■ **Required action**
Word for word, restate the records that appear below.

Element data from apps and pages

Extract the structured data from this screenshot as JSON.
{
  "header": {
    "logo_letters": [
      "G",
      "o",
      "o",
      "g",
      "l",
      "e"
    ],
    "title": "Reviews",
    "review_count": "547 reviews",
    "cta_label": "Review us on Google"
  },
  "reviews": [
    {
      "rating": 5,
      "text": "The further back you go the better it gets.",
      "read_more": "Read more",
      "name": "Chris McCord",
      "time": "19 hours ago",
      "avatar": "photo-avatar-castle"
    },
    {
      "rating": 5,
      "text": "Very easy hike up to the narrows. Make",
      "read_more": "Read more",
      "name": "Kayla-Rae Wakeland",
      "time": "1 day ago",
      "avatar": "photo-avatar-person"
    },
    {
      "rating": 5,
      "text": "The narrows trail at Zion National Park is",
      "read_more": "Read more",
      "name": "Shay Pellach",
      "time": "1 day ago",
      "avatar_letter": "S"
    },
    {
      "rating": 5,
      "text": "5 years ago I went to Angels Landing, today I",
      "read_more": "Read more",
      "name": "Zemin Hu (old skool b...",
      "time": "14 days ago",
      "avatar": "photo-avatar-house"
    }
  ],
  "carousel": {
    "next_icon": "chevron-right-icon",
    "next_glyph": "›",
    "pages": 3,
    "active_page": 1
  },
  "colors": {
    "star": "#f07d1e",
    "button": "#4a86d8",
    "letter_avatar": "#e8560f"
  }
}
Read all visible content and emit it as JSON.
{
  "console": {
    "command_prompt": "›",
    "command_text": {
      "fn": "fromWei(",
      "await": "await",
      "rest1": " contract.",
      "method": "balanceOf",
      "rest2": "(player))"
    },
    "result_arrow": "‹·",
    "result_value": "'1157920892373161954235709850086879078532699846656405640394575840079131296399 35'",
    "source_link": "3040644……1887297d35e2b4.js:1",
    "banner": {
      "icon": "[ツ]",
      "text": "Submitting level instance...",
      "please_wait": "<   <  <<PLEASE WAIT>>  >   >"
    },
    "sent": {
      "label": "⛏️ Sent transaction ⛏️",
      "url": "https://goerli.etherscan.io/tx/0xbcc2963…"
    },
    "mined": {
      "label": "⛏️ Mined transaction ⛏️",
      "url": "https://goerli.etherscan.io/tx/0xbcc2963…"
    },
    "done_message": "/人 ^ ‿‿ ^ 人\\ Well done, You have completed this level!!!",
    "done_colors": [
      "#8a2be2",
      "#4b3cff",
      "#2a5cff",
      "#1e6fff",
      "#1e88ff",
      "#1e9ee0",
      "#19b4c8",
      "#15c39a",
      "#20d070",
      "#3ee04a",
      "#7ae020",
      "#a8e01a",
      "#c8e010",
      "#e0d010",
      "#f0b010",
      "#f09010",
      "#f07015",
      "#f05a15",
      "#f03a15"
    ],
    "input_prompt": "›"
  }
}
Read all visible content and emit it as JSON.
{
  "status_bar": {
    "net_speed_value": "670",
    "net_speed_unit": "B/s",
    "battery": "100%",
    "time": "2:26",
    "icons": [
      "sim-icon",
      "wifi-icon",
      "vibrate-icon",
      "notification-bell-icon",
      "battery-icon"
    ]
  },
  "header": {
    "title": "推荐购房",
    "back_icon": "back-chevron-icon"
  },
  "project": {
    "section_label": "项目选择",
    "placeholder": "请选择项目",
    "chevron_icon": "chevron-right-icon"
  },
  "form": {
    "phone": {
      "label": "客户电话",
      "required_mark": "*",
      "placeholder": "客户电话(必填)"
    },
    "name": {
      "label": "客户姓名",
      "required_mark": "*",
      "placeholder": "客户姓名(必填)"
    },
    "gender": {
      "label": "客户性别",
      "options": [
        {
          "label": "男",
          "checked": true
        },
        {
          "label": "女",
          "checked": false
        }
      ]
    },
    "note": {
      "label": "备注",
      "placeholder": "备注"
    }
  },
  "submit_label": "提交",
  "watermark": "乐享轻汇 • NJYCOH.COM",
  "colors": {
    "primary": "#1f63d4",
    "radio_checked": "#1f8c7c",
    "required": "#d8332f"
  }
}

■ **Result**
Extract the structured data from this screenshot as JSON.
{
  "header": {
    "logo_letters": [
      "G",
      "o",
      "o",
      "g",
      "l",
      "e"
    ],
    "title": "Reviews",
    "review_count": "547 reviews",
    "cta_label": "Review us on Google"
  },
  "reviews": [
    {
      "rating": 5,
      "text": "The further back you go the better it gets.",
      "read_more": "Read more",
      "name": "Chris McCord",
      "time": "19 hours ago",
      "avatar": "photo-avatar-castle"
    },
    {
      "rating": 5,
      "text": "Very easy hike up to the narrows. Make",
      "read_more": "Read more",
      "name": "Kayla-Rae Wakeland",
      "time": "1 day ago",
      "avatar": "photo-avatar-person"
    },
    {
      "rating": 5,
      "text": "The narrows trail at Zion National Park is",
      "read_more": "Read more",
      "name": "Shay Pellach",
      "time": "1 day ago",
      "avatar_letter": "S"
    },
    {
      "rating": 5,
      "text": "5 years ago I went to Angels Landing, today I",
      "read_more": "Read more",
      "name": "Zemin Hu (old skool b...",
      "time": "14 days ago",
      "avatar": "photo-avatar-house"
    }
  ],
  "carousel": {
    "next_icon": "chevron-right-icon",
    "next_glyph": "›",
    "pages": 3,
    "active_page": 1
  },
  "colors": {
    "star": "#f07d1e",
    "button": "#4a86d8",
    "letter_avatar": "#e8560f"
  }
}
Read all visible content and emit it as JSON.
{
  "console": {
    "command_prompt": "›",
    "command_text": {
      "fn": "fromWei(",
      "await": "await",
      "rest1": " contract.",
      "method": "balanceOf",
      "rest2": "(player))"
    },
    "result_arrow": "‹·",
    "result_value": "'1157920892373161954235709850086879078532699846656405640394575840079131296399 35'",
    "source_link": "3040644……1887297d35e2b4.js:1",
    "banner": {
      "icon": "[ツ]",
      "text": "Submitting level instance...",
      "please_wait": "<   <  <<PLEASE WAIT>>  >   >"
    },
    "sent": {
      "label": "⛏️ Sent transaction ⛏️",
      "url": "https://goerli.etherscan.io/tx/0xbcc2963…"
    },
    "mined": {
      "label": "⛏️ Mined transaction ⛏️",
      "url": "https://goerli.etherscan.io/tx/0xbcc2963…"
    },
    "done_message": "/人 ^ ‿‿ ^ 人\\ Well done, You have completed this level!!!",
    "done_colors": [
      "#8a2be2",
      "#4b3cff",
      "#2a5cff",
      "#1e6fff",
      "#1e88ff",
      "#1e9ee0",
      "#19b4c8",
      "#15c39a",
      "#20d070",
      "#3ee04a",
      "#7ae020",
      "#a8e01a",
      "#c8e010",
      "#e0d010",
      "#f0b010",
      "#f09010",
      "#f07015",
      "#f05a15",
      "#f03a15"
    ],
    "input_prompt": "›"
  }
}
Read all visible content and emit it as JSON.
{
  "status_bar": {
    "net_speed_value": "670",
    "net_speed_unit": "B/s",
    "battery": "100%",
    "time": "2:26",
    "icons": [
      "sim-icon",
      "wifi-icon",
      "vibrate-icon",
      "notification-bell-icon",
      "battery-icon"
    ]
  },
  "header": {
    "title": "推荐购房",
    "back_icon": "back-chevron-icon"
  },
  "project": {
    "section_label": "项目选择",
    "placeholder": "请选择项目",
    "chevron_icon": "chevron-right-icon"
  },
  "form": {
    "phone": {
      "label": "客户电话",
      "required_mark": "*",
      "placeholder": "客户电话(必填)"
    },
    "name": {
      "label": "客户姓名",
      "required_mark": "*",
      "placeholder": "客户姓名(必填)"
    },
    "gender": {
      "label": "客户性别",
      "options": [
        {
          "label": "男",
          "checked": true
        },
        {
          "label": "女",
          "checked": false
        }
      ]
    },
    "note": {
      "label": "备注",
      "placeholder": "备注"
    }
  },
  "submit_label": "提交",
  "watermark": "乐享轻汇 • NJYCOH.COM",
  "colors": {
    "primary": "#1f63d4",
    "radio_checked": "#1f8c7c",
    "required": "#d8332f"
  }
}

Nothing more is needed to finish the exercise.